**Instructions for the task:**
A verbatim copy of the entries is the required answer.

**Given data:**
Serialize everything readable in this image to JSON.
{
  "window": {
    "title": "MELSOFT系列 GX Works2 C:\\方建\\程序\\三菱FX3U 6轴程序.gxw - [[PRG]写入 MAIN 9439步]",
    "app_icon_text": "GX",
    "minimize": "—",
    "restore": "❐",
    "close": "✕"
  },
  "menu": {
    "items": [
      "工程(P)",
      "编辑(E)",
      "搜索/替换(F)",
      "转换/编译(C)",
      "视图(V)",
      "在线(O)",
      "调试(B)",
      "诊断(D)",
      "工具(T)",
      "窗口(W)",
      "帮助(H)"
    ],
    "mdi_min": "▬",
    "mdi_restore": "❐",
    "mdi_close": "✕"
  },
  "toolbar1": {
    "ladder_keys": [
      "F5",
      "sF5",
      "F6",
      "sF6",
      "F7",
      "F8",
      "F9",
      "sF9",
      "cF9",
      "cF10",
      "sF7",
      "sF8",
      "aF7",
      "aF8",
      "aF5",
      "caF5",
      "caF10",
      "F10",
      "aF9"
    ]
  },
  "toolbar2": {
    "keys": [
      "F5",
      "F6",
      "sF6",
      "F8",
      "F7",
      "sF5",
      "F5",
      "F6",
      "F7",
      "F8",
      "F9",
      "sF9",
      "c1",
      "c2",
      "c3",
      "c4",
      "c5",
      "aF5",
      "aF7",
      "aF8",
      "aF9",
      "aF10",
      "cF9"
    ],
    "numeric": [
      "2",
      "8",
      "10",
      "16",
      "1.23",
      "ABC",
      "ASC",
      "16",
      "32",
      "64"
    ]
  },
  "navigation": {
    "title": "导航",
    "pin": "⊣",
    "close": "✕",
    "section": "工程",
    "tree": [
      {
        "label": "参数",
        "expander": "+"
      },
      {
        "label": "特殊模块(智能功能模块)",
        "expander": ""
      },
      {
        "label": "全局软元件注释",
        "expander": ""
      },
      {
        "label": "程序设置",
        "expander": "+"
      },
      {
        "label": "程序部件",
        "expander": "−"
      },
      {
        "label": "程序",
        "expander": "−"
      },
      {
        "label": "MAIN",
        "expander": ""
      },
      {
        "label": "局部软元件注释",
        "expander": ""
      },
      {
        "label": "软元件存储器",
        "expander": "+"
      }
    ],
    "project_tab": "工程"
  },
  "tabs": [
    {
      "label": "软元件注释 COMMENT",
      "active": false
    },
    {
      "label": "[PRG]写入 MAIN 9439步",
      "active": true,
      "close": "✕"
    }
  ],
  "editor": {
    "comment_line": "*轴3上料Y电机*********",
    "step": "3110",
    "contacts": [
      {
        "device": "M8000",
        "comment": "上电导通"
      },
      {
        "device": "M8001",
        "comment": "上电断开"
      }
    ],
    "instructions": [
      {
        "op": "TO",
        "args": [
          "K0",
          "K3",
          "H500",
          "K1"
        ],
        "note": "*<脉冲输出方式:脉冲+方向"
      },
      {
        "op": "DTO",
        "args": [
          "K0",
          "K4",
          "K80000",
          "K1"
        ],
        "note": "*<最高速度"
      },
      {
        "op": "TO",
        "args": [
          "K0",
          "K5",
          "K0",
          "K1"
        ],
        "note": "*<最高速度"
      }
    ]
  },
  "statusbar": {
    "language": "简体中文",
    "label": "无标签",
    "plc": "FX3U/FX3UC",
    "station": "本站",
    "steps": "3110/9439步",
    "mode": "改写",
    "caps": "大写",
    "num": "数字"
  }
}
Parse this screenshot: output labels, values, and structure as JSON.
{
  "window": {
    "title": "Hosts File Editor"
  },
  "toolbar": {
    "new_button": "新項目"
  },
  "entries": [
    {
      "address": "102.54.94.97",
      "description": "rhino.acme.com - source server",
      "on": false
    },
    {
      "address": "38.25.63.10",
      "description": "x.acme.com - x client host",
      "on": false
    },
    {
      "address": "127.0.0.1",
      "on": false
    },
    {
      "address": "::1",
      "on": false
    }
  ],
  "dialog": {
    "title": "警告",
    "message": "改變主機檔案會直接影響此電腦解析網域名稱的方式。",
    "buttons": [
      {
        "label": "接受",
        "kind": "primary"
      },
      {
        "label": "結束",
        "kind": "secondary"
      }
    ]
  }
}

**Answer to this problem:**
Serialize everything readable in this image to JSON.
{
  "window": {
    "title": "MELSOFT系列 GX Works2 C:\\方建\\程序\\三菱FX3U 6轴程序.gxw - [[PRG]写入 MAIN 9439步]",
    "app_icon_text": "GX",
    "minimize": "—",
    "restore": "❐",
    "close": "✕"
  },
  "menu": {
    "items": [
      "工程(P)",
      "编辑(E)",
      "搜索/替换(F)",
      "转换/编译(C)",
      "视图(V)",
      "在线(O)",
      "调试(B)",
      "诊断(D)",
      "工具(T)",
      "窗口(W)",
      "帮助(H)"
    ],
    "mdi_min": "▬",
    "mdi_restore": "❐",
    "mdi_close": "✕"
  },
  "toolbar1": {
    "ladder_keys": [
      "F5",
      "sF5",
      "F6",
      "sF6",
      "F7",
      "F8",
      "F9",
      "sF9",
      "cF9",
      "cF10",
      "sF7",
      "sF8",
      "aF7",
      "aF8",
      "aF5",
      "caF5",
      "caF10",
      "F10",
      "aF9"
    ]
  },
  "toolbar2": {
    "keys": [
      "F5",
      "F6",
      "sF6",
      "F8",
      "F7",
      "sF5",
      "F5",
      "F6",
      "F7",
      "F8",
      "F9",
      "sF9",
      "c1",
      "c2",
      "c3",
      "c4",
      "c5",
      "aF5",
      "aF7",
      "aF8",
      "aF9",
      "aF10",
      "cF9"
    ],
    "numeric": [
      "2",
      "8",
      "10",
      "16",
      "1.23",
      "ABC",
      "ASC",
      "16",
      "32",
      "64"
    ]
  },
  "navigation": {
    "title": "导航",
    "pin": "⊣",
    "close": "✕",
    "section": "工程",
    "tree": [
      {
        "label": "参数",
        "expander": "+"
      },
      {
        "label": "特殊模块(智能功能模块)",
        "expander": ""
      },
      {
        "label": "全局软元件注释",
        "expander": ""
      },
      {
        "label": "程序设置",
        "expander": "+"
      },
      {
        "label": "程序部件",
        "expander": "−"
      },
      {
        "label": "程序",
        "expander": "−"
      },
      {
        "label": "MAIN",
        "expander": ""
      },
      {
        "label": "局部软元件注释",
        "expander": ""
      },
      {
        "label": "软元件存储器",
        "expander": "+"
      }
    ],
    "project_tab": "工程"
  },
  "tabs": [
    {
      "label": "软元件注释 COMMENT",
      "active": false
    },
    {
      "label": "[PRG]写入 MAIN 9439步",
      "active": true,
      "close": "✕"
    }
  ],
  "editor": {
    "comment_line": "*轴3上料Y电机*********",
    "step": "3110",
    "contacts": [
      {
        "device": "M8000",
        "comment": "上电导通"
      },
      {
        "device": "M8001",
        "comment": "上电断开"
      }
    ],
    "instructions": [
      {
        "op": "TO",
        "args": [
          "K0",
          "K3",
          "H500",
          "K1"
        ],
        "note": "*<脉冲输出方式:脉冲+方向"
      },
      {
        "op": "DTO",
        "args": [
          "K0",
          "K4",
          "K80000",
          "K1"
        ],
        "note": "*<最高速度"
      },
      {
        "op": "TO",
        "args": [
          "K0",
          "K5",
          "K0",
          "K1"
        ],
        "note": "*<最高速度"
      }
    ]
  },
  "statusbar": {
    "language": "简体中文",
    "label": "无标签",
    "plc": "FX3U/FX3UC",
    "station": "本站",
    "steps": "3110/9439步",
    "mode": "改写",
    "caps": "大写",
    "num": "数字"
  }
}
Parse this screenshot: output labels, values, and structure as JSON.
{
  "window": {
    "title": "Hosts File Editor"
  },
  "toolbar": {
    "new_button": "新項目"
  },
  "entries": [
    {
      "address": "102.54.94.97",
      "description": "rhino.acme.com - source server",
      "on": false
    },
    {
      "address": "38.25.63.10",
      "description": "x.acme.com - x client host",
      "on": false
    },
    {
      "address": "127.0.0.1",
      "on": false
    },
    {
      "address": "::1",
      "on": false
    }
  ],
  "dialog": {
    "title": "警告",
    "message": "改變主機檔案會直接影響此電腦解析網域名稱的方式。",
    "buttons": [
      {
        "label": "接受",
        "kind": "primary"
      },
      {
        "label": "結束",
        "kind": "secondary"
      }
    ]
  }
}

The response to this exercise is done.